Return the full listing unchanged, excluding any images it contains.
::: PROVIDED MATERIAL :::
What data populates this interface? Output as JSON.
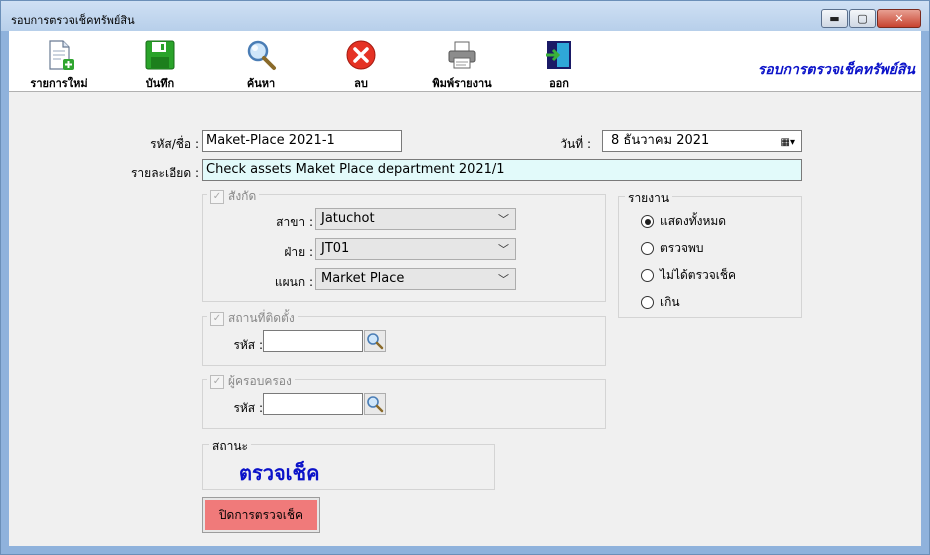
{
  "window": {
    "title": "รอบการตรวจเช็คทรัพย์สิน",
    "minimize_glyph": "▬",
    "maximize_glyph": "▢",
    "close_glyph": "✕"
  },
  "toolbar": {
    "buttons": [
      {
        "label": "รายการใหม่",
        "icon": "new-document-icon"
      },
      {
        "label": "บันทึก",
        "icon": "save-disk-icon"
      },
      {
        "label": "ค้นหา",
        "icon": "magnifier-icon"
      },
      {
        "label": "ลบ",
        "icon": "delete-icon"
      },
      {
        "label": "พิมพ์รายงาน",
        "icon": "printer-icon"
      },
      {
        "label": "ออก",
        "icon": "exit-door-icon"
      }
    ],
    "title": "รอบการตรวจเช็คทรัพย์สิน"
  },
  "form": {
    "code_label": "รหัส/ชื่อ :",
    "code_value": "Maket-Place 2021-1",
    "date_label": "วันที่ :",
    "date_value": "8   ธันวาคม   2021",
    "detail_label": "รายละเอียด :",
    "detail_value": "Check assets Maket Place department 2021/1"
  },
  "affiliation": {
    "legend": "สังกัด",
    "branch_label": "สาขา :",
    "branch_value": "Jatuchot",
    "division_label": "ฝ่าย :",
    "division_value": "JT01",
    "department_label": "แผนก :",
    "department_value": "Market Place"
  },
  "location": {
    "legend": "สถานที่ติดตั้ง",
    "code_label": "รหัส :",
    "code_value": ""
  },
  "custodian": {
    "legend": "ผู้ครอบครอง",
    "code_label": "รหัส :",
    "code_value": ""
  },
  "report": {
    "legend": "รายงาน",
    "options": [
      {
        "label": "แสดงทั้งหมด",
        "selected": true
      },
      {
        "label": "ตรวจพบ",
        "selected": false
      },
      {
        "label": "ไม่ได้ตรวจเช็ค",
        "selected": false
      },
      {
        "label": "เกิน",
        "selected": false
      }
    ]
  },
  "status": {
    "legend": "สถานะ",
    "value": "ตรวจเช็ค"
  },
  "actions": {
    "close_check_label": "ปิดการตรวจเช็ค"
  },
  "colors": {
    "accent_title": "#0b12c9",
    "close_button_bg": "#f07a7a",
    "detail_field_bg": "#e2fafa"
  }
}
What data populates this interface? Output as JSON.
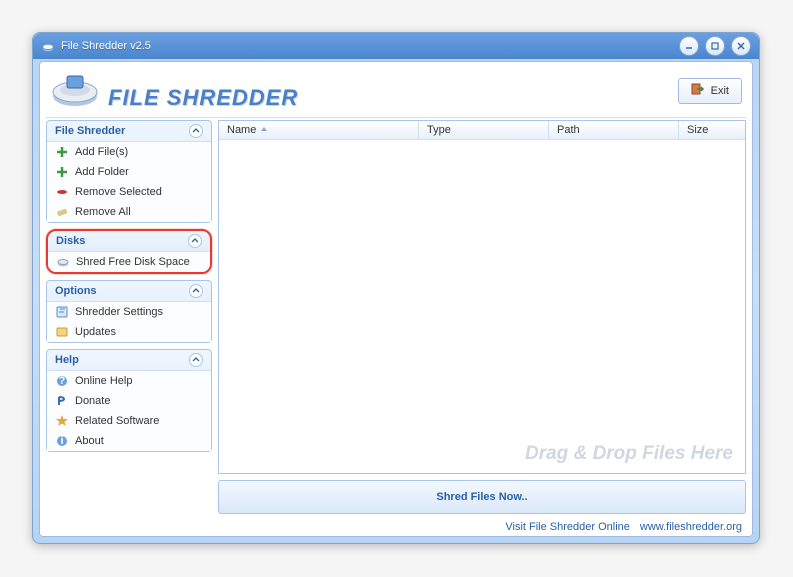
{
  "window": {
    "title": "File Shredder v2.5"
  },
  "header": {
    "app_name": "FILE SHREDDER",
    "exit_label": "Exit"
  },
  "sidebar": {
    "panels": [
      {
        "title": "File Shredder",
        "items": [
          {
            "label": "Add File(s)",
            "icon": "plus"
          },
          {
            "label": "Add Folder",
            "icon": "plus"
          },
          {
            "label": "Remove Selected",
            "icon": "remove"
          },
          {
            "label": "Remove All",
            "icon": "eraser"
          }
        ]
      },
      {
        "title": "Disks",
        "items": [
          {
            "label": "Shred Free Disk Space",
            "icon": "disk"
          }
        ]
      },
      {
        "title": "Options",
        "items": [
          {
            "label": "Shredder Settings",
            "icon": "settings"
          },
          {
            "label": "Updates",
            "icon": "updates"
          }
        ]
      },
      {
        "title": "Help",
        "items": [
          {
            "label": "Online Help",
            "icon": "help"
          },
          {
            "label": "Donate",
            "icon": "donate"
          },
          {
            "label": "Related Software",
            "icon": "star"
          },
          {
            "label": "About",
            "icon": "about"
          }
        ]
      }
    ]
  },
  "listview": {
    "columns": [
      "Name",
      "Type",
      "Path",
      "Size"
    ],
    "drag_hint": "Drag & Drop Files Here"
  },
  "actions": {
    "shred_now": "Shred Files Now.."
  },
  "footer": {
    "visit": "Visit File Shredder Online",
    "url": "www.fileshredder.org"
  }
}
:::
**RESPONSE FOR THIS EXERCISE**
What data populates this interface? Output as JSON.
{
  "window": {
    "title": "รอบการตรวจเช็คทรัพย์สิน",
    "minimize_glyph": "▬",
    "maximize_glyph": "▢",
    "close_glyph": "✕"
  },
  "toolbar": {
    "buttons": [
      {
        "label": "รายการใหม่",
        "icon": "new-document-icon"
      },
      {
        "label": "บันทึก",
        "icon": "save-disk-icon"
      },
      {
        "label": "ค้นหา",
        "icon": "magnifier-icon"
      },
      {
        "label": "ลบ",
        "icon": "delete-icon"
      },
      {
        "label": "พิมพ์รายงาน",
        "icon": "printer-icon"
      },
      {
        "label": "ออก",
        "icon": "exit-door-icon"
      }
    ],
    "title": "รอบการตรวจเช็คทรัพย์สิน"
  },
  "form": {
    "code_label": "รหัส/ชื่อ :",
    "code_value": "Maket-Place 2021-1",
    "date_label": "วันที่ :",
    "date_value": "8   ธันวาคม   2021",
    "detail_label": "รายละเอียด :",
    "detail_value": "Check assets Maket Place department 2021/1"
  },
  "affiliation": {
    "legend": "สังกัด",
    "branch_label": "สาขา :",
    "branch_value": "Jatuchot",
    "division_label": "ฝ่าย :",
    "division_value": "JT01",
    "department_label": "แผนก :",
    "department_value": "Market Place"
  },
  "location": {
    "legend": "สถานที่ติดตั้ง",
    "code_label": "รหัส :",
    "code_value": ""
  },
  "custodian": {
    "legend": "ผู้ครอบครอง",
    "code_label": "รหัส :",
    "code_value": ""
  },
  "report": {
    "legend": "รายงาน",
    "options": [
      {
        "label": "แสดงทั้งหมด",
        "selected": true
      },
      {
        "label": "ตรวจพบ",
        "selected": false
      },
      {
        "label": "ไม่ได้ตรวจเช็ค",
        "selected": false
      },
      {
        "label": "เกิน",
        "selected": false
      }
    ]
  },
  "status": {
    "legend": "สถานะ",
    "value": "ตรวจเช็ค"
  },
  "actions": {
    "close_check_label": "ปิดการตรวจเช็ค"
  },
  "colors": {
    "accent_title": "#0b12c9",
    "close_button_bg": "#f07a7a",
    "detail_field_bg": "#e2fafa"
  }
}
What data populates this interface? Output as JSON.
{
  "window": {
    "title": "File Shredder v2.5"
  },
  "header": {
    "app_name": "FILE SHREDDER",
    "exit_label": "Exit"
  },
  "sidebar": {
    "panels": [
      {
        "title": "File Shredder",
        "items": [
          {
            "label": "Add File(s)",
            "icon": "plus"
          },
          {
            "label": "Add Folder",
            "icon": "plus"
          },
          {
            "label": "Remove Selected",
            "icon": "remove"
          },
          {
            "label": "Remove All",
            "icon": "eraser"
          }
        ]
      },
      {
        "title": "Disks",
        "items": [
          {
            "label": "Shred Free Disk Space",
            "icon": "disk"
          }
        ]
      },
      {
        "title": "Options",
        "items": [
          {
            "label": "Shredder Settings",
            "icon": "settings"
          },
          {
            "label": "Updates",
            "icon": "updates"
          }
        ]
      },
      {
        "title": "Help",
        "items": [
          {
            "label": "Online Help",
            "icon": "help"
          },
          {
            "label": "Donate",
            "icon": "donate"
          },
          {
            "label": "Related Software",
            "icon": "star"
          },
          {
            "label": "About",
            "icon": "about"
          }
        ]
      }
    ]
  },
  "listview": {
    "columns": [
      "Name",
      "Type",
      "Path",
      "Size"
    ],
    "drag_hint": "Drag & Drop Files Here"
  },
  "actions": {
    "shred_now": "Shred Files Now.."
  },
  "footer": {
    "visit": "Visit File Shredder Online",
    "url": "www.fileshredder.org"
  }
}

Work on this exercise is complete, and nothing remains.